[EXTRACTED ENTRIES]:
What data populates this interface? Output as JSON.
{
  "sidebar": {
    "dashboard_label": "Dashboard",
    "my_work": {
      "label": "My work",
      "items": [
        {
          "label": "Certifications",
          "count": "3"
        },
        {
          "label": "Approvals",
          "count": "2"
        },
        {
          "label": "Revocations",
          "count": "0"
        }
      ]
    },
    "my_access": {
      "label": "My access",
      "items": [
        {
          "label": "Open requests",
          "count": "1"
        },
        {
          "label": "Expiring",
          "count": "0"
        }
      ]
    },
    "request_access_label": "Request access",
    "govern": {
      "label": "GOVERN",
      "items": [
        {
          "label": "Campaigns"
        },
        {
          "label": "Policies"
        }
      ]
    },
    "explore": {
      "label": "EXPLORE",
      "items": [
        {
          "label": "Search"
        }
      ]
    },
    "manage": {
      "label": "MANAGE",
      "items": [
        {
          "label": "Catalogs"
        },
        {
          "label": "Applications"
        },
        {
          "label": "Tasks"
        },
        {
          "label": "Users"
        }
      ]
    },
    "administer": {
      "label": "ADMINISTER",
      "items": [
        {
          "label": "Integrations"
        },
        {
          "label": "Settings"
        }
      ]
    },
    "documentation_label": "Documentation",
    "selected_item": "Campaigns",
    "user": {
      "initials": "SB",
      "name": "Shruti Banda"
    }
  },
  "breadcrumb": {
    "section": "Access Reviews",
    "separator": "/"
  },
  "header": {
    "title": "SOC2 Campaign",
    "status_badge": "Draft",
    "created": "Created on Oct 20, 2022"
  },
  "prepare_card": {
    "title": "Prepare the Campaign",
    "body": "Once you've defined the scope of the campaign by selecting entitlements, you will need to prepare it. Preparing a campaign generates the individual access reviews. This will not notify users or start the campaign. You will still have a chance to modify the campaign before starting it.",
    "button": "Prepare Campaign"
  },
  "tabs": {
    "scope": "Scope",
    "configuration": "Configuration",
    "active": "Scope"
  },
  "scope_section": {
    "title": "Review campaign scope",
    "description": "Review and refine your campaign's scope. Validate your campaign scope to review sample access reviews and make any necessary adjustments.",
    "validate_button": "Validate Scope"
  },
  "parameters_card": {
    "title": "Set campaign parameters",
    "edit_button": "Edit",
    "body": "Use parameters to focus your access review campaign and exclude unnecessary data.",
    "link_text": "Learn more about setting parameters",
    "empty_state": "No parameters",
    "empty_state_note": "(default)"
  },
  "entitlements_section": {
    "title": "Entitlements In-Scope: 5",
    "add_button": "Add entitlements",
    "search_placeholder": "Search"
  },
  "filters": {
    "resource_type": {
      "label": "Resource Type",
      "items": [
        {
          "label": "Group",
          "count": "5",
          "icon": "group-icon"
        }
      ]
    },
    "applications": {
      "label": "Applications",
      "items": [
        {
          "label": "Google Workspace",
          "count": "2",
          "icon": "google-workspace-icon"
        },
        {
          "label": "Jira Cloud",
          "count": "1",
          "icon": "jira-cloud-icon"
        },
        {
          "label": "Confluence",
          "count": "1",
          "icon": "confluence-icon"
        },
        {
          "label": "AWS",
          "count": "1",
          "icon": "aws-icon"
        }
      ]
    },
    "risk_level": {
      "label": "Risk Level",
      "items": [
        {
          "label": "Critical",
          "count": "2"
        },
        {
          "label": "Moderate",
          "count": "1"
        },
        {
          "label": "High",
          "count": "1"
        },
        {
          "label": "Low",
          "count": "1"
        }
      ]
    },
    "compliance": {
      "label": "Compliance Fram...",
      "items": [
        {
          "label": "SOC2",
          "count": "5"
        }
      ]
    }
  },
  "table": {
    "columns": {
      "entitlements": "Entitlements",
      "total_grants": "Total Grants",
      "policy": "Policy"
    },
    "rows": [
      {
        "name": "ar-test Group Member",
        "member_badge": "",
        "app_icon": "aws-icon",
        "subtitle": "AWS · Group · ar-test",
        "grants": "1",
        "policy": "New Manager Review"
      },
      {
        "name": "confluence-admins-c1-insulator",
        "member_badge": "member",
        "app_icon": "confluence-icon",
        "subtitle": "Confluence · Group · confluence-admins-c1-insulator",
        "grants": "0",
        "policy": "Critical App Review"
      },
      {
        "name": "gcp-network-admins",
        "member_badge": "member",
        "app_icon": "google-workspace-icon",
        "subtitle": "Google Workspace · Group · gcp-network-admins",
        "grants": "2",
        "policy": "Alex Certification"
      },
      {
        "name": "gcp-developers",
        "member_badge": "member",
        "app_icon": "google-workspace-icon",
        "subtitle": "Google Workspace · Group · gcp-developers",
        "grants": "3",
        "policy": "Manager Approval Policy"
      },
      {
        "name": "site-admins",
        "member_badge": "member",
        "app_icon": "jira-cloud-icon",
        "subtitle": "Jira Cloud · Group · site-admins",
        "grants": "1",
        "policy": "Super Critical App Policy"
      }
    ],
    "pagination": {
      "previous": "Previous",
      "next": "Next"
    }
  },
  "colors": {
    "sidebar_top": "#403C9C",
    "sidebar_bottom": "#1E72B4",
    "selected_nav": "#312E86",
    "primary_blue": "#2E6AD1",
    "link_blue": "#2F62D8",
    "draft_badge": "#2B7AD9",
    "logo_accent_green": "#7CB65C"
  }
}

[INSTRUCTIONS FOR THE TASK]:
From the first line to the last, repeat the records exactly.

[YOUR RESPONSE]:
What data populates this interface? Output as JSON.
{
  "sidebar": {
    "dashboard_label": "Dashboard",
    "my_work": {
      "label": "My work",
      "items": [
        {
          "label": "Certifications",
          "count": "3"
        },
        {
          "label": "Approvals",
          "count": "2"
        },
        {
          "label": "Revocations",
          "count": "0"
        }
      ]
    },
    "my_access": {
      "label": "My access",
      "items": [
        {
          "label": "Open requests",
          "count": "1"
        },
        {
          "label": "Expiring",
          "count": "0"
        }
      ]
    },
    "request_access_label": "Request access",
    "govern": {
      "label": "GOVERN",
      "items": [
        {
          "label": "Campaigns"
        },
        {
          "label": "Policies"
        }
      ]
    },
    "explore": {
      "label": "EXPLORE",
      "items": [
        {
          "label": "Search"
        }
      ]
    },
    "manage": {
      "label": "MANAGE",
      "items": [
        {
          "label": "Catalogs"
        },
        {
          "label": "Applications"
        },
        {
          "label": "Tasks"
        },
        {
          "label": "Users"
        }
      ]
    },
    "administer": {
      "label": "ADMINISTER",
      "items": [
        {
          "label": "Integrations"
        },
        {
          "label": "Settings"
        }
      ]
    },
    "documentation_label": "Documentation",
    "selected_item": "Campaigns",
    "user": {
      "initials": "SB",
      "name": "Shruti Banda"
    }
  },
  "breadcrumb": {
    "section": "Access Reviews",
    "separator": "/"
  },
  "header": {
    "title": "SOC2 Campaign",
    "status_badge": "Draft",
    "created": "Created on Oct 20, 2022"
  },
  "prepare_card": {
    "title": "Prepare the Campaign",
    "body": "Once you've defined the scope of the campaign by selecting entitlements, you will need to prepare it. Preparing a campaign generates the individual access reviews. This will not notify users or start the campaign. You will still have a chance to modify the campaign before starting it.",
    "button": "Prepare Campaign"
  },
  "tabs": {
    "scope": "Scope",
    "configuration": "Configuration",
    "active": "Scope"
  },
  "scope_section": {
    "title": "Review campaign scope",
    "description": "Review and refine your campaign's scope. Validate your campaign scope to review sample access reviews and make any necessary adjustments.",
    "validate_button": "Validate Scope"
  },
  "parameters_card": {
    "title": "Set campaign parameters",
    "edit_button": "Edit",
    "body": "Use parameters to focus your access review campaign and exclude unnecessary data.",
    "link_text": "Learn more about setting parameters",
    "empty_state": "No parameters",
    "empty_state_note": "(default)"
  },
  "entitlements_section": {
    "title": "Entitlements In-Scope: 5",
    "add_button": "Add entitlements",
    "search_placeholder": "Search"
  },
  "filters": {
    "resource_type": {
      "label": "Resource Type",
      "items": [
        {
          "label": "Group",
          "count": "5",
          "icon": "group-icon"
        }
      ]
    },
    "applications": {
      "label": "Applications",
      "items": [
        {
          "label": "Google Workspace",
          "count": "2",
          "icon": "google-workspace-icon"
        },
        {
          "label": "Jira Cloud",
          "count": "1",
          "icon": "jira-cloud-icon"
        },
        {
          "label": "Confluence",
          "count": "1",
          "icon": "confluence-icon"
        },
        {
          "label": "AWS",
          "count": "1",
          "icon": "aws-icon"
        }
      ]
    },
    "risk_level": {
      "label": "Risk Level",
      "items": [
        {
          "label": "Critical",
          "count": "2"
        },
        {
          "label": "Moderate",
          "count": "1"
        },
        {
          "label": "High",
          "count": "1"
        },
        {
          "label": "Low",
          "count": "1"
        }
      ]
    },
    "compliance": {
      "label": "Compliance Fram...",
      "items": [
        {
          "label": "SOC2",
          "count": "5"
        }
      ]
    }
  },
  "table": {
    "columns": {
      "entitlements": "Entitlements",
      "total_grants": "Total Grants",
      "policy": "Policy"
    },
    "rows": [
      {
        "name": "ar-test Group Member",
        "member_badge": "",
        "app_icon": "aws-icon",
        "subtitle": "AWS · Group · ar-test",
        "grants": "1",
        "policy": "New Manager Review"
      },
      {
        "name": "confluence-admins-c1-insulator",
        "member_badge": "member",
        "app_icon": "confluence-icon",
        "subtitle": "Confluence · Group · confluence-admins-c1-insulator",
        "grants": "0",
        "policy": "Critical App Review"
      },
      {
        "name": "gcp-network-admins",
        "member_badge": "member",
        "app_icon": "google-workspace-icon",
        "subtitle": "Google Workspace · Group · gcp-network-admins",
        "grants": "2",
        "policy": "Alex Certification"
      },
      {
        "name": "gcp-developers",
        "member_badge": "member",
        "app_icon": "google-workspace-icon",
        "subtitle": "Google Workspace · Group · gcp-developers",
        "grants": "3",
        "policy": "Manager Approval Policy"
      },
      {
        "name": "site-admins",
        "member_badge": "member",
        "app_icon": "jira-cloud-icon",
        "subtitle": "Jira Cloud · Group · site-admins",
        "grants": "1",
        "policy": "Super Critical App Policy"
      }
    ],
    "pagination": {
      "previous": "Previous",
      "next": "Next"
    }
  },
  "colors": {
    "sidebar_top": "#403C9C",
    "sidebar_bottom": "#1E72B4",
    "selected_nav": "#312E86",
    "primary_blue": "#2E6AD1",
    "link_blue": "#2F62D8",
    "draft_badge": "#2B7AD9",
    "logo_accent_green": "#7CB65C"
  }
}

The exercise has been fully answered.